Co is also the biggest all-cash deal on record.
Some of the other big deals this quarter included Enbridge
Inc's $28 billion acquisition of Spectra Energy Corp
to create the largest North American energy
infrastructure company, and Softbank Group Corp's $32
billion acquisition of British semiconductor maker ARM Holdings
"The strategic consolidation activity occurring has resulted
in many CEOs and boards across sectors saying 'I don't want to
be left out, I don't want to be the last mover, because then
there will be nothing left to do and I may be disadvantaged',"
said Patrick Ramsey, co-head of global M&A, Bank of America Corp
"This will continue to be a driver of both transformative
mergers and sizeable bolt-on acquisition activity," Ramsey
Another factor that has weighed on M&A this year, dealmakers
said, is the United States and several other countries flexing
their antitrust muscles and seeking to crack down on deals that
aid tax avoidance or risk harming national security.
An exception to the heightened price awareness is the
pharmaceutical sector. Drug companies continue to be willing to
pay high premiums to buy new products, rather than devote their
resources to risky drug development.
In August, Pfizer Inc announced a $14 billion deal
to acquire cancer drug maker Medivation Inc, at an 118
percent premium to Medivation's undisturbed share price.
"Valuations in pharmaceutical companies may not be
objectively attractive. You're just dealing with simple reality
that many companies need to fill the pipeline of products to
supplement what they are able to produce organically," said
Daniel Wolf, an M&A partner at law firm Kirkland & Ellis.
This quarter, the U.S. had its largest amount of inbound
global deals in more than a decade, led by buyers in Europe,
Canada and Asia, as the nation's economy continued to be
attractive despite its challenges.
In July, for example, French yogurt company Danone SA
said it would double the size of its U.S. business by
buying organic foods producer WhiteWave Foods Co for
$10.4 billion in its largest acquisition since 2007.
"Once-cautious executives are now looking for growth outside
their home market, partly because there is a certain degree of
frustration with the lack of economic growth in the region. That
makes it even more pressing to look for growth elsewhere and the

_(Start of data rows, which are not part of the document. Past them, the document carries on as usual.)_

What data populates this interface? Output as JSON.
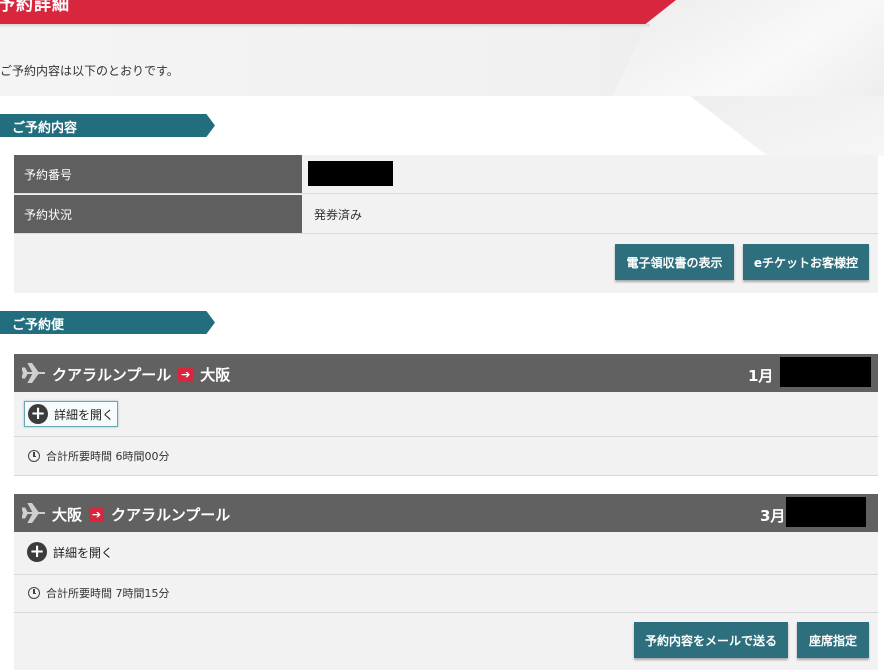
{
  "header": {
    "title": "予約詳細",
    "intro": "ご予約内容は以下のとおりです。"
  },
  "reservation": {
    "section_title": "ご予約内容",
    "rows": [
      {
        "label": "予約番号",
        "value": ""
      },
      {
        "label": "予約状況",
        "value": "発券済み"
      }
    ],
    "buttons": {
      "receipt": "電子領収書の表示",
      "eticket": "eチケットお客様控"
    }
  },
  "flights": {
    "section_title": "ご予約便",
    "items": [
      {
        "from": "クアラルンプール",
        "to": "大阪",
        "date_prefix": "1月",
        "arrow": "➔",
        "toggle_label": "詳細を開く",
        "plus": "+",
        "duration": "合計所要時間 6時間00分"
      },
      {
        "from": "大阪",
        "to": "クアラルンプール",
        "date_prefix": "3月",
        "arrow": "➔",
        "toggle_label": "詳細を開く",
        "plus": "+",
        "duration": "合計所要時間 7時間15分"
      }
    ],
    "buttons": {
      "email": "予約内容をメールで送る",
      "seat": "座席指定"
    }
  },
  "colors": {
    "brand_red": "#d7263d",
    "section_teal": "#236e7e",
    "button_teal": "#2e6f7d",
    "header_gray": "#616161"
  },
  "icons": [
    "airplane-icon",
    "arrow-right-icon",
    "plus-circle-icon",
    "clock-icon"
  ]
}
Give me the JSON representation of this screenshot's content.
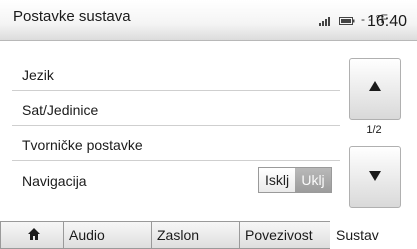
{
  "header": {
    "title": "Postavke sustava",
    "temperature": "- - °F",
    "time": "16:40"
  },
  "icons": {
    "signal": "signal-strength-icon",
    "battery": "battery-icon",
    "home": "home-icon"
  },
  "menu": {
    "items": [
      {
        "label": "Jezik"
      },
      {
        "label": "Sat/Jedinice"
      },
      {
        "label": "Tvorničke postavke"
      },
      {
        "label": "Navigacija",
        "toggle": {
          "off": "Isklj",
          "on": "Uklj",
          "selected": "Uklj"
        }
      }
    ]
  },
  "pager": {
    "indicator": "1/2"
  },
  "tabs": [
    {
      "label": "",
      "icon": "home-icon"
    },
    {
      "label": "Audio"
    },
    {
      "label": "Zaslon"
    },
    {
      "label": "Povezivost"
    },
    {
      "label": "Sustav",
      "active": true
    }
  ],
  "colors": {
    "toggle_on": "#a8a8a8",
    "header_bottom": "#dcdcdc"
  }
}
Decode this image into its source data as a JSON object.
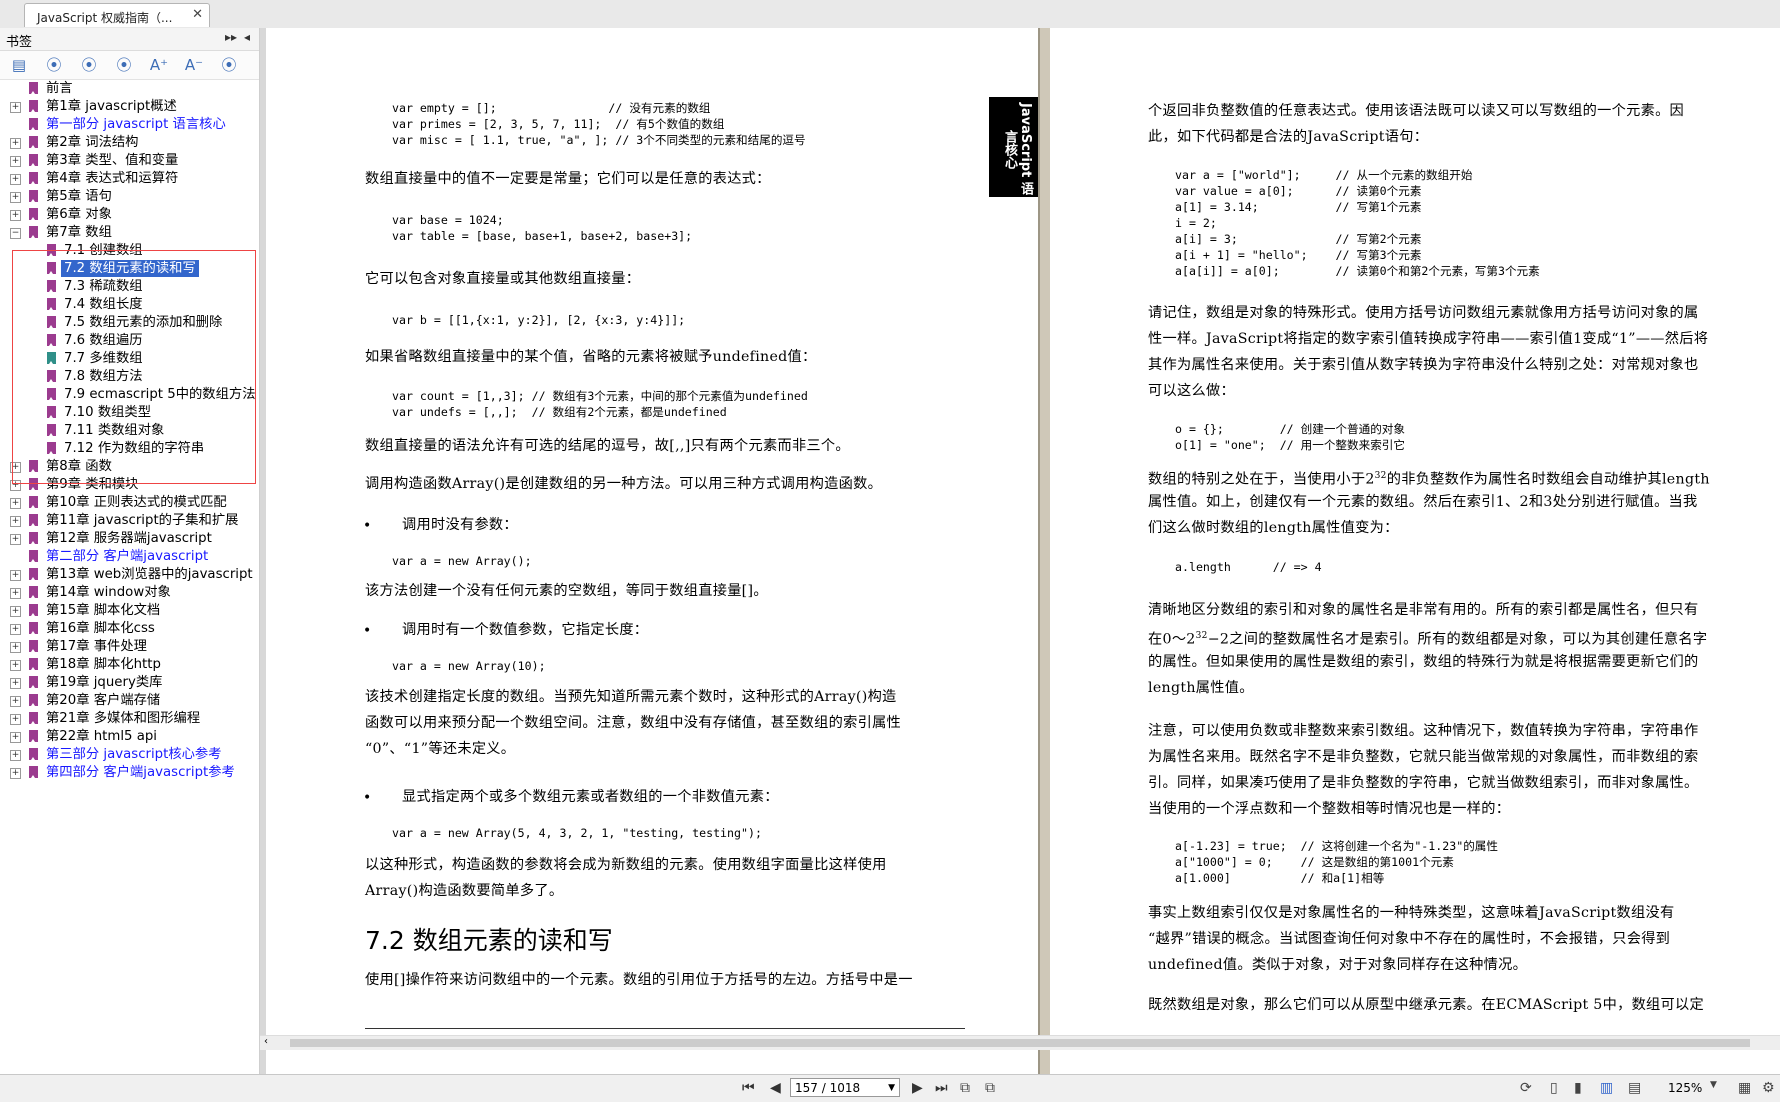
{
  "tab": {
    "title": "JavaScript 权威指南（...",
    "close": "✕"
  },
  "sidebar": {
    "title": "书签",
    "controls": {
      "pin": "▸▸",
      "collapse": "◂"
    },
    "toolbar_icons": [
      "bookmark-list-icon",
      "bookmark-add-icon",
      "bookmark-expand-icon",
      "bookmark-collapse-icon",
      "font-increase-icon",
      "font-decrease-icon",
      "bookmark-settings-icon"
    ],
    "toolbar_glyphs": [
      "▤",
      "⦿",
      "⦿",
      "⦿",
      "A⁺",
      "A⁻",
      "⦿"
    ],
    "items": [
      {
        "label": "前言",
        "level": 0,
        "expander": false,
        "blue": false
      },
      {
        "label": "第1章 javascript概述",
        "level": 0,
        "expander": true,
        "blue": false
      },
      {
        "label": "第一部分 javascript 语言核心",
        "level": 0,
        "expander": false,
        "blue": true
      },
      {
        "label": "第2章 词法结构",
        "level": 0,
        "expander": true,
        "blue": false
      },
      {
        "label": "第3章 类型、值和变量",
        "level": 0,
        "expander": true,
        "blue": false
      },
      {
        "label": "第4章 表达式和运算符",
        "level": 0,
        "expander": true,
        "blue": false
      },
      {
        "label": "第5章 语句",
        "level": 0,
        "expander": true,
        "blue": false
      },
      {
        "label": "第6章 对象",
        "level": 0,
        "expander": true,
        "blue": false
      },
      {
        "label": "第7章 数组",
        "level": 0,
        "expander": true,
        "expanded": true,
        "blue": false
      },
      {
        "label": "7.1 创建数组",
        "level": 1,
        "blue": false
      },
      {
        "label": "7.2 数组元素的读和写",
        "level": 1,
        "blue": false,
        "selected": true
      },
      {
        "label": "7.3 稀疏数组",
        "level": 1,
        "blue": false
      },
      {
        "label": "7.4 数组长度",
        "level": 1,
        "blue": false
      },
      {
        "label": "7.5 数组元素的添加和删除",
        "level": 1,
        "blue": false
      },
      {
        "label": "7.6 数组遍历",
        "level": 1,
        "blue": false
      },
      {
        "label": "7.7 多维数组",
        "level": 1,
        "blue": false,
        "teal": true
      },
      {
        "label": "7.8 数组方法",
        "level": 1,
        "blue": false
      },
      {
        "label": "7.9 ecmascript 5中的数组方法",
        "level": 1,
        "blue": false
      },
      {
        "label": "7.10 数组类型",
        "level": 1,
        "blue": false
      },
      {
        "label": "7.11 类数组对象",
        "level": 1,
        "blue": false
      },
      {
        "label": "7.12 作为数组的字符串",
        "level": 1,
        "blue": false
      },
      {
        "label": "第8章 函数",
        "level": 0,
        "expander": true,
        "blue": false
      },
      {
        "label": "第9章 类和模块",
        "level": 0,
        "expander": true,
        "blue": false
      },
      {
        "label": "第10章 正则表达式的模式匹配",
        "level": 0,
        "expander": true,
        "blue": false
      },
      {
        "label": "第11章 javascript的子集和扩展",
        "level": 0,
        "expander": true,
        "blue": false
      },
      {
        "label": "第12章 服务器端javascript",
        "level": 0,
        "expander": true,
        "blue": false
      },
      {
        "label": "第二部分 客户端javascript",
        "level": 0,
        "expander": false,
        "blue": true
      },
      {
        "label": "第13章 web浏览器中的javascript",
        "level": 0,
        "expander": true,
        "blue": false
      },
      {
        "label": "第14章 window对象",
        "level": 0,
        "expander": true,
        "blue": false
      },
      {
        "label": "第15章 脚本化文档",
        "level": 0,
        "expander": true,
        "blue": false
      },
      {
        "label": "第16章 脚本化css",
        "level": 0,
        "expander": true,
        "blue": false
      },
      {
        "label": "第17章 事件处理",
        "level": 0,
        "expander": true,
        "blue": false
      },
      {
        "label": "第18章 脚本化http",
        "level": 0,
        "expander": true,
        "blue": false
      },
      {
        "label": "第19章 jquery类库",
        "level": 0,
        "expander": true,
        "blue": false
      },
      {
        "label": "第20章 客户端存储",
        "level": 0,
        "expander": true,
        "blue": false
      },
      {
        "label": "第21章 多媒体和图形编程",
        "level": 0,
        "expander": true,
        "blue": false
      },
      {
        "label": "第22章 html5 api",
        "level": 0,
        "expander": true,
        "blue": false
      },
      {
        "label": "第三部分 javascript核心参考",
        "level": 0,
        "expander": true,
        "blue": true
      },
      {
        "label": "第四部分 客户端javascript参考",
        "level": 0,
        "expander": true,
        "blue": true
      }
    ]
  },
  "left_page": {
    "code1": "var empty = [];                // 没有元素的数组\nvar primes = [2, 3, 5, 7, 11];  // 有5个数值的数组\nvar misc = [ 1.1, true, \"a\", ]; // 3个不同类型的元素和结尾的逗号",
    "p1": "数组直接量中的值不一定要是常量；它们可以是任意的表达式：",
    "code2": "var base = 1024;\nvar table = [base, base+1, base+2, base+3];",
    "p2": "它可以包含对象直接量或其他数组直接量：",
    "code3": "var b = [[1,{x:1, y:2}], [2, {x:3, y:4}]];",
    "p3": "如果省略数组直接量中的某个值，省略的元素将被赋予undefined值：",
    "code4": "var count = [1,,3]; // 数组有3个元素，中间的那个元素值为undefined\nvar undefs = [,,];  // 数组有2个元素，都是undefined",
    "p4": "数组直接量的语法允许有可选的结尾的逗号，故[,,]只有两个元素而非三个。",
    "p5": "调用构造函数Array()是创建数组的另一种方法。可以用三种方式调用构造函数。",
    "b1": "调用时没有参数：",
    "code5": "var a = new Array();",
    "p6": "该方法创建一个没有任何元素的空数组，等同于数组直接量[]。",
    "b2": "调用时有一个数值参数，它指定长度：",
    "code6": "var a = new Array(10);",
    "p7a": "该技术创建指定长度的数组。当预先知道所需元素个数时，这种形式的Array()构造",
    "p7b": "函数可以用来预分配一个数组空间。注意，数组中没有存储值，甚至数组的索引属性",
    "p7c": "“0”、“1”等还未定义。",
    "b3": "显式指定两个或多个数组元素或者数组的一个非数值元素：",
    "code7": "var a = new Array(5, 4, 3, 2, 1, \"testing, testing\");",
    "p8a": "以这种形式，构造函数的参数将会成为新数组的元素。使用数组字面量比这样使用",
    "p8b": "Array()构造函数要简单多了。",
    "heading": "7.2 数组元素的读和写",
    "p9": "使用[]操作符来访问数组中的一个元素。数组的引用位于方括号的左边。方括号中是一",
    "bullet_glyph": "•"
  },
  "side_tab": "JavaScript 语言核心",
  "right_page": {
    "p1a": "个返回非负整数值的任意表达式。使用该语法既可以读又可以写数组的一个元素。因",
    "p1b": "此，如下代码都是合法的JavaScript语句：",
    "code1": "var a = [\"world\"];     // 从一个元素的数组开始\nvar value = a[0];      // 读第0个元素\na[1] = 3.14;           // 写第1个元素\ni = 2;\na[i] = 3;              // 写第2个元素\na[i + 1] = \"hello\";    // 写第3个元素\na[a[i]] = a[0];        // 读第0个和第2个元素，写第3个元素",
    "p2a": "请记住，数组是对象的特殊形式。使用方括号访问数组元素就像用方括号访问对象的属",
    "p2b": "性一样。JavaScript将指定的数字索引值转换成字符串——索引值1变成“1”——然后将",
    "p2c": "其作为属性名来使用。关于索引值从数字转换为字符串没什么特别之处：对常规对象也",
    "p2d": "可以这么做：",
    "code2": "o = {};        // 创建一个普通的对象\no[1] = \"one\";  // 用一个整数来索引它",
    "p3a_pre": "数组的特别之处在于，当使用小于2",
    "p3a_sup": "32",
    "p3a_post": "的非负整数作为属性名时数组会自动维护其length",
    "p3b": "属性值。如上，创建仅有一个元素的数组。然后在索引1、2和3处分别进行赋值。当我",
    "p3c": "们这么做时数组的length属性值变为：",
    "code3": "a.length      // => 4",
    "p4a": "清晰地区分数组的索引和对象的属性名是非常有用的。所有的索引都是属性名，但只有",
    "p4b_pre": "在0～2",
    "p4b_sup": "32",
    "p4b_post": "−2之间的整数属性名才是索引。所有的数组都是对象，可以为其创建任意名字",
    "p4c": "的属性。但如果使用的属性是数组的索引，数组的特殊行为就是将根据需要更新它们的",
    "p4d": "length属性值。",
    "p5a": "注意，可以使用负数或非整数来索引数组。这种情况下，数值转换为字符串，字符串作",
    "p5b": "为属性名来用。既然名字不是非负整数，它就只能当做常规的对象属性，而非数组的索",
    "p5c": "引。同样，如果凑巧使用了是非负整数的字符串，它就当做数组索引，而非对象属性。",
    "p5d": "当使用的一个浮点数和一个整数相等时情况也是一样的：",
    "code4": "a[-1.23] = true;  // 这将创建一个名为\"-1.23\"的属性\na[\"1000\"] = 0;    // 这是数组的第1001个元素\na[1.000]          // 和a[1]相等",
    "p6a": "事实上数组索引仅仅是对象属性名的一种特殊类型，这意味着JavaScript数组没有",
    "p6b": "“越界”错误的概念。当试图查询任何对象中不存在的属性时，不会报错，只会得到",
    "p6c": "undefined值。类似于对象，对于对象同样存在这种情况。",
    "p7": "既然数组是对象，那么它们可以从原型中继承元素。在ECMAScript 5中，数组可以定"
  },
  "statusbar": {
    "page_value": "157 / 1018",
    "zoom": "125%",
    "first": "⏮",
    "prev": "◀",
    "next": "▶",
    "last": "⏭"
  }
}
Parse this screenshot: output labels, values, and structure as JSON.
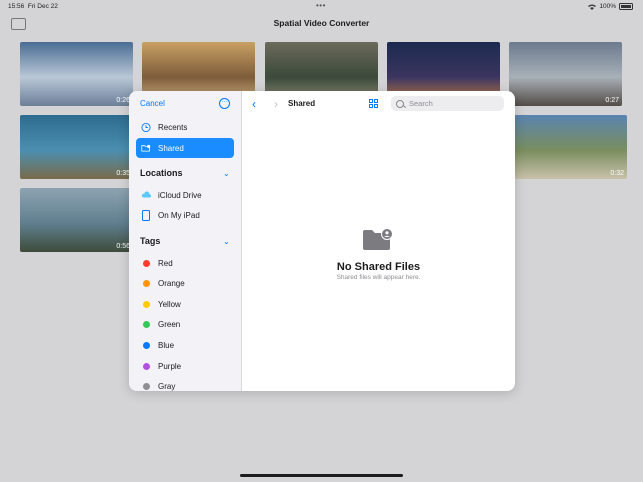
{
  "status_bar": {
    "time": "15:56",
    "date": "Fri Dec 22",
    "battery": "100%"
  },
  "app": {
    "title": "Spatial Video Converter"
  },
  "gallery": [
    {
      "duration": "0:26",
      "colors": [
        "#4a6d94",
        "#b9c7d6",
        "#6c7f99"
      ]
    },
    {
      "duration": "",
      "colors": [
        "#c9a063",
        "#7d5c3a",
        "#e3c490"
      ]
    },
    {
      "duration": "",
      "colors": [
        "#6c6a5c",
        "#3b4a3a",
        "#9d9a86"
      ]
    },
    {
      "duration": "",
      "colors": [
        "#1c2a4f",
        "#3b3560",
        "#d88c45"
      ]
    },
    {
      "duration": "0:27",
      "colors": [
        "#6c7a8e",
        "#a8b0b8",
        "#544c46"
      ]
    },
    {
      "duration": "0:35",
      "colors": [
        "#2d6b8f",
        "#4b8fb0",
        "#7a6b4a"
      ]
    },
    {
      "duration": "0:32",
      "colors": [
        "#5a84b0",
        "#7a8e5f",
        "#c9c1ab"
      ]
    },
    {
      "duration": "0:56",
      "colors": [
        "#8ea3b1",
        "#5f7f8f",
        "#3e4c3a"
      ]
    }
  ],
  "picker": {
    "cancel_label": "Cancel",
    "recents_label": "Recents",
    "shared_label": "Shared",
    "locations_header": "Locations",
    "icloud_label": "iCloud Drive",
    "ipad_label": "On My iPad",
    "tags_header": "Tags",
    "tags": [
      {
        "label": "Red",
        "color": "#ff3b30"
      },
      {
        "label": "Orange",
        "color": "#ff9500"
      },
      {
        "label": "Yellow",
        "color": "#ffcc00"
      },
      {
        "label": "Green",
        "color": "#34c759"
      },
      {
        "label": "Blue",
        "color": "#007aff"
      },
      {
        "label": "Purple",
        "color": "#af52de"
      },
      {
        "label": "Gray",
        "color": "#8e8e93"
      }
    ],
    "location_title": "Shared",
    "search_placeholder": "Search",
    "empty_title": "No Shared Files",
    "empty_subtitle": "Shared files will appear here."
  }
}
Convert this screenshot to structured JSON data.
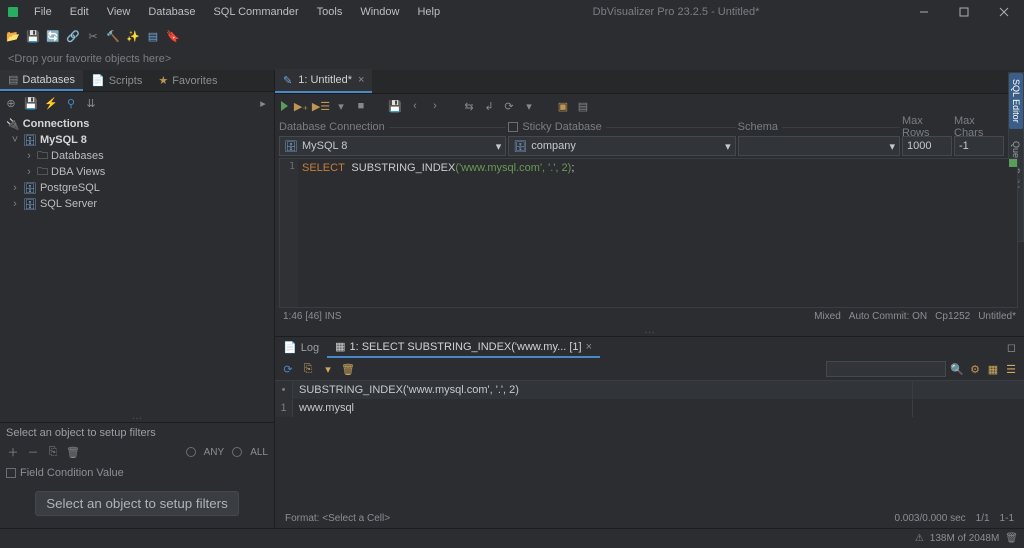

U.S. remains a logical destination," said Dietrich Becker, a
partner at investment bank Perella Weinberg Partners LP.
That said, Softbank's deal for ARM shows that some companies
have seen the turmoil created by Britain's vote to leave the
European Union as a buying opportunity.
Outbound M&A from China continues to be a key driver of
deals. China has accumulated $159 billion in outbound M&A so far
this year, topping 2015's full-year record of $107 billion.
(Reporting by Lauren Hirsch and Greg Roumeliotis in New York;
Additional reporting by Sophie Sassard in London; Editing by